On a misty October morning, Gugliemo’s boat, the Trionfo, has just returned from a night of fishing and Pier 2 hums with the sound of pumps as sardines are unloaded. Gugliemo watches from the upper deck, making sure all is well. Two large holding tanks in the center of the boat hold the night’s catch and are pumped to the dock where the fish are sorted and pumped into large red tanks filled with ice. The bins are loaded onto a semi-trailer truck to be transported to a processing facility.

After nearly 65 years of fishing, Gugliemo still enjoys being on the water. “I love it, you have your good days and your bad days. One day there’s tons of fish and the next day there’s nothing to fish in the bay.

With the growing awareness of the need to protect the environmental sustainability of fishing, Gugliemo believes that fishermen often get a bad rap. “We’re all doing our part to make sure we don’t overfish and can still make a living,” he says.

He has been outspoken about the industry’s environmental responsibilities and works annually with researchers from NOAA Fisheries and the Department of Fish and Wildlife to help assess the populations and health of the Monterey Bay squid fishery. He is also an active member of the California Wetfish Producers Association, which helps fund CDFW research on the squid population.

“Without fish, it’s over,” says Gugliemo.







fish in the sea
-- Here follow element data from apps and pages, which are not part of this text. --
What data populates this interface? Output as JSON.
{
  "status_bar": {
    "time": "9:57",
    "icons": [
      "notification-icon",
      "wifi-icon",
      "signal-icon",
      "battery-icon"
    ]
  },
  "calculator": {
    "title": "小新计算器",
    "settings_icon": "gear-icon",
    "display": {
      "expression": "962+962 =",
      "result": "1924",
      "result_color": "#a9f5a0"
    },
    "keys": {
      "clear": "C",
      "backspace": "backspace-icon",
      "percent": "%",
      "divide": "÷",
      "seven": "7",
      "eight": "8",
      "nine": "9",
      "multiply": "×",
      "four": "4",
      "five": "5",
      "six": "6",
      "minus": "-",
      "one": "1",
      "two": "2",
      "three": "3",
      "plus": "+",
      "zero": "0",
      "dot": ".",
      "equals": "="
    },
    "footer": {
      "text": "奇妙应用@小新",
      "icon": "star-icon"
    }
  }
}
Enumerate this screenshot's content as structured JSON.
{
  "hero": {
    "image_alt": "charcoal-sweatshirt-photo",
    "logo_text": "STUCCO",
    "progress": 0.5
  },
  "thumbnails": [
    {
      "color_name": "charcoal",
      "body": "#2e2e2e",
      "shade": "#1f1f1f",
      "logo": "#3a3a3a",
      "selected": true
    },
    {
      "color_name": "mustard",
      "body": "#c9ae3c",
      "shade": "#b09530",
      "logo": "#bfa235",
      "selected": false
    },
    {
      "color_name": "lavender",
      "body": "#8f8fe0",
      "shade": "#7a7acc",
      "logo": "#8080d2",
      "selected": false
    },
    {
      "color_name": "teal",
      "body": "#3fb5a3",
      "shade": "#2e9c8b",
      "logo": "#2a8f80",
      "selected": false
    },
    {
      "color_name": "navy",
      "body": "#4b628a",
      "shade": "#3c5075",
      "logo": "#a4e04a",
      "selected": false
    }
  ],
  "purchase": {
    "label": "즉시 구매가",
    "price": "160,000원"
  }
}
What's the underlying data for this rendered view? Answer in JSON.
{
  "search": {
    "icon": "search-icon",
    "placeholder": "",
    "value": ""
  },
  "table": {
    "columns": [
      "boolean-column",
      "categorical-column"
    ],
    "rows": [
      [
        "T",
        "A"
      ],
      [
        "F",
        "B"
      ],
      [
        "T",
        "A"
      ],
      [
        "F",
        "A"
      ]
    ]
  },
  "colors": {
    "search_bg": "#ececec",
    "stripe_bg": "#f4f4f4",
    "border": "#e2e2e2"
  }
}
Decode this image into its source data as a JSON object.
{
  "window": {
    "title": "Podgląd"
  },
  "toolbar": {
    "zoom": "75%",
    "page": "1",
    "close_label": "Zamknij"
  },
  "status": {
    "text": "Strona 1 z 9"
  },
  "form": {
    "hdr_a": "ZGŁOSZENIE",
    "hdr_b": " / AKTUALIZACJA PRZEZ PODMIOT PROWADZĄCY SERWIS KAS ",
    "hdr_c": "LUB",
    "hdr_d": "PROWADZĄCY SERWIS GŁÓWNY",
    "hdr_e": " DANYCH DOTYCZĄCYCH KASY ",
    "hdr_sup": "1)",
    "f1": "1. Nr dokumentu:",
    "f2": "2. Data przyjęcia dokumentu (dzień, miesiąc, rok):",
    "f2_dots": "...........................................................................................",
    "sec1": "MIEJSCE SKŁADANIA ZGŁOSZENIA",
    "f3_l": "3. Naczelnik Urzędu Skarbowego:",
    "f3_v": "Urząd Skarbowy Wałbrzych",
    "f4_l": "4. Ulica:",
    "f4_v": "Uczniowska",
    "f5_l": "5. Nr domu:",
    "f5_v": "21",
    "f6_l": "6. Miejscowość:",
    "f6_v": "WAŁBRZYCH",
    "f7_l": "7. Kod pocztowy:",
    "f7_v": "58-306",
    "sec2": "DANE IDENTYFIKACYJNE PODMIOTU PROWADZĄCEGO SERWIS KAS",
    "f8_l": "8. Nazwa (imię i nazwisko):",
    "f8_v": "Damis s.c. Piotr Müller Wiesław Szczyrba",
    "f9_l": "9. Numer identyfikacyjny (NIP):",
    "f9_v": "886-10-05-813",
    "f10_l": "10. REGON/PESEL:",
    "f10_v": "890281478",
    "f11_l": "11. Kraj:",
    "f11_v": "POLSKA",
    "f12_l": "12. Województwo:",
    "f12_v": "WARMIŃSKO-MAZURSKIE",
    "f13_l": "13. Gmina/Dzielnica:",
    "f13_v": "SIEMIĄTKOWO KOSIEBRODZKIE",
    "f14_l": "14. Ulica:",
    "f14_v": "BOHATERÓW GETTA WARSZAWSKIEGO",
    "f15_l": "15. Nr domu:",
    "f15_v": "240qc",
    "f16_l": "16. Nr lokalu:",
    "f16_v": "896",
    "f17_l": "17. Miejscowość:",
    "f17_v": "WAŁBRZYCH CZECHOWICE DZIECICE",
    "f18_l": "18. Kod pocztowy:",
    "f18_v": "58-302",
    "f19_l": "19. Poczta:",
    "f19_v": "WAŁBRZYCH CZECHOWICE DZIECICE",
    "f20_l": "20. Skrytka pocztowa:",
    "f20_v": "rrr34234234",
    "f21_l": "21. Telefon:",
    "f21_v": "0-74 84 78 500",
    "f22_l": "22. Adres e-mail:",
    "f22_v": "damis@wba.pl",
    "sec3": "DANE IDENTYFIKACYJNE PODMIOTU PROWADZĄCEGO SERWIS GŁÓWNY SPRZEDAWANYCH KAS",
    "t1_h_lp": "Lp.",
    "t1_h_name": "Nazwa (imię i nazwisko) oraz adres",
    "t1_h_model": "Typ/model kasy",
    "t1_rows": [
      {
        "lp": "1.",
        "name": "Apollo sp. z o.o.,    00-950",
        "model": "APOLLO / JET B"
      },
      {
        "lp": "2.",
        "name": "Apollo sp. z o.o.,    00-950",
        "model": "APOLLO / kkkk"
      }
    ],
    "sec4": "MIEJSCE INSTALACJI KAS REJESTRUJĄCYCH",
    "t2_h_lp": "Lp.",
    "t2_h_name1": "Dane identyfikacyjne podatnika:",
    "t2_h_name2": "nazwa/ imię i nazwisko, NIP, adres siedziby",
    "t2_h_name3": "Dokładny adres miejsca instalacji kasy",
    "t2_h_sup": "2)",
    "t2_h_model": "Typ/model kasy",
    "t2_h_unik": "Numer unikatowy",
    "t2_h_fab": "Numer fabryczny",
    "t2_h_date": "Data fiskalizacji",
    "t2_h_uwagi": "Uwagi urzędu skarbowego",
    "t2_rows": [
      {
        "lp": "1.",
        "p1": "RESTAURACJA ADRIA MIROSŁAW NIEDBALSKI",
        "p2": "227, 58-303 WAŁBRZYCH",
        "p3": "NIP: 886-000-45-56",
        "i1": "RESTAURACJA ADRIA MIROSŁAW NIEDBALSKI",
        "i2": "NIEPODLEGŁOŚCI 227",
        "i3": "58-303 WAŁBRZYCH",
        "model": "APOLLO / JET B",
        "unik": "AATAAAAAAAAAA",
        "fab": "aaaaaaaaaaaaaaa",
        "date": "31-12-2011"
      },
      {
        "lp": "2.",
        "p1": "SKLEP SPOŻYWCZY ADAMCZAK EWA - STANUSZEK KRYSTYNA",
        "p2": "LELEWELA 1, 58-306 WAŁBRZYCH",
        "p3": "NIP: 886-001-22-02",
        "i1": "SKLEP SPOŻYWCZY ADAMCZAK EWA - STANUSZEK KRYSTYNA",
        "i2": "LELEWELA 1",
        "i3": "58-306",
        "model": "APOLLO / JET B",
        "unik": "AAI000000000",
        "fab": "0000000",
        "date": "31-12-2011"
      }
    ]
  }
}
Customers wait for king salmon as Joe Lucido returns to his boat in August. Compared to market prices of $30 to $70 a pound, Lucido King Salmon sold direct to consumers at the dock is a bargain. This year he imported 15 to 20 pound fish and sold them for $10 a pound as a whole fish.




He’s been fishing commercially for 65 years, reading the weather and conditions to get out when the fishing is best. It’s a demanding career, but one he fell in love with as a teenager – a passion he maintained until the mid-1980s.

Lucido, who is 42, represents a younger generation of anglers but has also found that it’s not for everyone.

“I see a lot of people trying to be commercial fishers – they buy a boat and go out multiple times. Within a few months or a year, they sell the boat,” he says. (His own little boat is unnamed.)

For it to work, you need a community, he adds: “You need to have a community of friends, a tight-knit group that helps each other.”

Despite a reputation for competition, adds Lucido, local anglers actually prefer to share. He phones other anglers to talk about the best spots and the number of fish. “You have to roll with the punches – it’s hard to do, and especially if you don’t have a good work force, it’s really hard to pull it off.”

Share.

Comments are closed.